Ngoc Nguyen seeks to highlight the stories and voices of immigrant communities through journalism. “America is a multicultural landscape made of so many diverse backgrounds,” says Nguyen, a Metcalf Institute alumna and Advisory Board member. “We still have a long way to go in newsrooms to reflect this in terms of both people and values.” She is currently the partnerships and ethnic media editor for Kaiser Health News, a national newsroom that produces in-depth journalism about health issues. Nguyen, who was born in Vietnam and came to the U.S. when she was one, is particularly drawn to covering Asian American issues and environmental health. “I strive to tell stories about public and environmental health through the perspective of immigrant communities.”
Covering devastation in the aftermath of Hurricane Katrina represented an important early career step for Nguyen as she reported on the challenges minority communities faced in rebuilding. “Even a year after the storm, residents who had been displaced were still struggling to return to their homes and towns,” she explains. In addition, there was also a push to create a dumping site for large amounts of storm debris in neighborhoods with African-American and Vietnamese families, which residents strongly opposed. “That was the first time I had seen that kind of activism among Asian immigrants, and it was very inspiring,” she states. “Oftentimes these communities of color are fence-line communities, living right next to industrial waste or pollution sites.”
Nguyen also had the opportunity to travel to Korea, Hong Kong, and Vietnam to report on the environment and public health. She describes this experience as a defining moment for her both personally and professionally, recognizing that she “was better able to connect with [her] own cultural background.” Bicycling through villages in Vietnam, she also learned about the long-term consequences of the Vietnam War and its impacts on these people, such as unexploded mines still buried in the ground. When she returned to the U.S., she “became interested in the legacy of Agent Orange exposure on Vietnamese Americans and veterans from this war.” Nguyen worked for a year on an investigative report studying this topic and earned a national journalism award from the Asian American Journalists Association for it. “This hands-on reporting abroad heightened my interest in ethnic media and put me on course to continue striving to be a bridge between ethnic media and mainstream media.”
In 2007, Nguyen’s journey brought her to Metcalf Institute’s Environmental Reporting Fellowship program. “This fellowship was very important in giving me the foothold, skills, and networks to grow as an environmental reporter,” she says. “The Fellowship expanded my knowledge of important scientific disciplines such as marine science and science communication.” It also enabled her to gain hands-on experience as an environment reporting fellow at a prominent regional newspaper, the Sacramento Bee, where she worked with editor Ricardo Sandoval-Palos, who now serves on the Metcalf Institute Advisory Board with her. She also attended and served as a mentor for Metcalf’s 2011 Marine Science Seminar for Journalists.

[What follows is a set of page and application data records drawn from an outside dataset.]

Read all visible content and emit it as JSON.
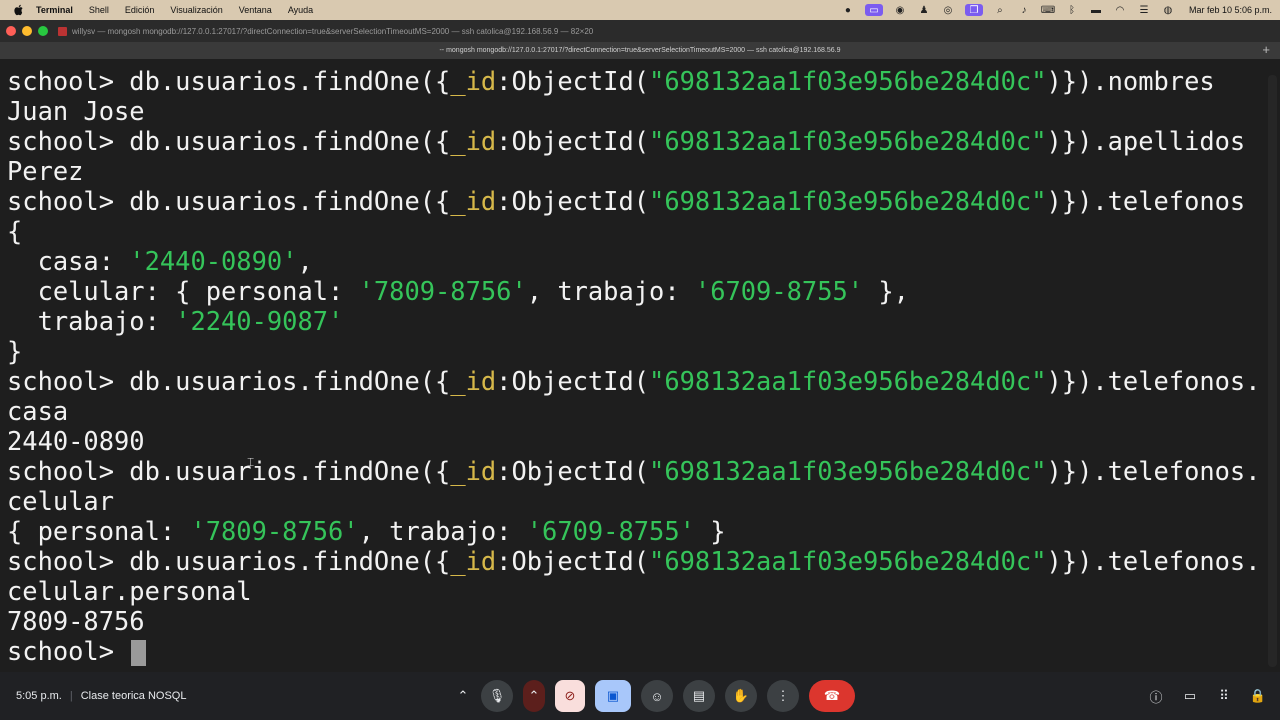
{
  "menubar": {
    "apple": "",
    "items": [
      "Terminal",
      "Shell",
      "Edición",
      "Visualización",
      "Ventana",
      "Ayuda"
    ],
    "clock": "Mar feb 10  5:06 p.m."
  },
  "window": {
    "title": "willysv — mongosh mongodb://127.0.0.1:27017/?directConnection=true&serverSelectionTimeoutMS=2000 — ssh catolica@192.168.56.9 — 82×20",
    "tab_title": "-- mongosh mongodb://127.0.0.1:27017/?directConnection=true&serverSelectionTimeoutMS=2000 — ssh catolica@192.168.56.9"
  },
  "terminal": {
    "prompt": "school> ",
    "cmd_prefix": "db.usuarios.findOne({",
    "id_key": "_id",
    "objectid_fn": ":ObjectId(",
    "objectid_value": "\"698132aa1f03e956be284d0c\"",
    "cmd_close": ")})",
    "fields": {
      "nombres": ".nombres",
      "apellidos": ".apellidos",
      "telefonos": ".telefonos",
      "telefonos_dot": ".telefonos."
    },
    "outputs": {
      "nombres": "Juan Jose",
      "apellidos": "Perez",
      "open_brace": "{",
      "casa_key": "  casa: ",
      "casa_value": "'2440-0890'",
      "comma": ",",
      "celular_key": "  celular: { personal: ",
      "celular_personal": "'7809-8756'",
      "celular_mid": ", trabajo: ",
      "celular_trabajo": "'6709-8755'",
      "celular_end": " },",
      "trabajo_key": "  trabajo: ",
      "trabajo_value": "'2240-9087'",
      "close_brace": "}",
      "cont_casa": "casa",
      "casa_plain": "2440-0890",
      "cont_celular": "celular",
      "celular_obj_start": "{ personal: ",
      "celular_obj_personal": "'7809-8756'",
      "celular_obj_mid": ", trabajo: ",
      "celular_obj_trabajo": "'6709-8755'",
      "celular_obj_end": " }",
      "cont_celular_personal": "celular.personal",
      "personal_plain": "7809-8756"
    }
  },
  "meet": {
    "time": "5:05 p.m.",
    "separator": "|",
    "meeting_name": "Clase teorica NOSQL"
  }
}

Nguyen joined Metcalf Institute’s Advisory Board in 2020. “I’m a huge fan of Metcalf’s trainings and programs for scientists and journalists, in addition to the great work they do to foster diversity and inclusion in STEM fields,” Nguyen explains. “This aligns with my ongoing work with ethnic media and health and environment reporting.”
Nguyen looks forward to working with Metcalf to advance diversity and inclusion in the news media and facilitate informed conversations about science and the environment. “There’s never been a more relevant time to tackle these issues,” she states. “I’m excited to get Metcalf’s work and its valuable resources for journalists onto the radar of ethnic media and journalists of color”, says Nguyen, who serves on the Advisory Board’s promotions committee. “Looking forward, that would be where I’d like to focus.”
Written by Gabriella Placido. She’s in her final year of a URI College of the Environment and Life Sciences (CELS) Communications Fellowship. The Fellowship was established in 2014 to help graduate students gain hands-on science communication experience by interviewing, gathering content for stories, and writing for the CELS website, social media, and newsletter.read more alumni profiles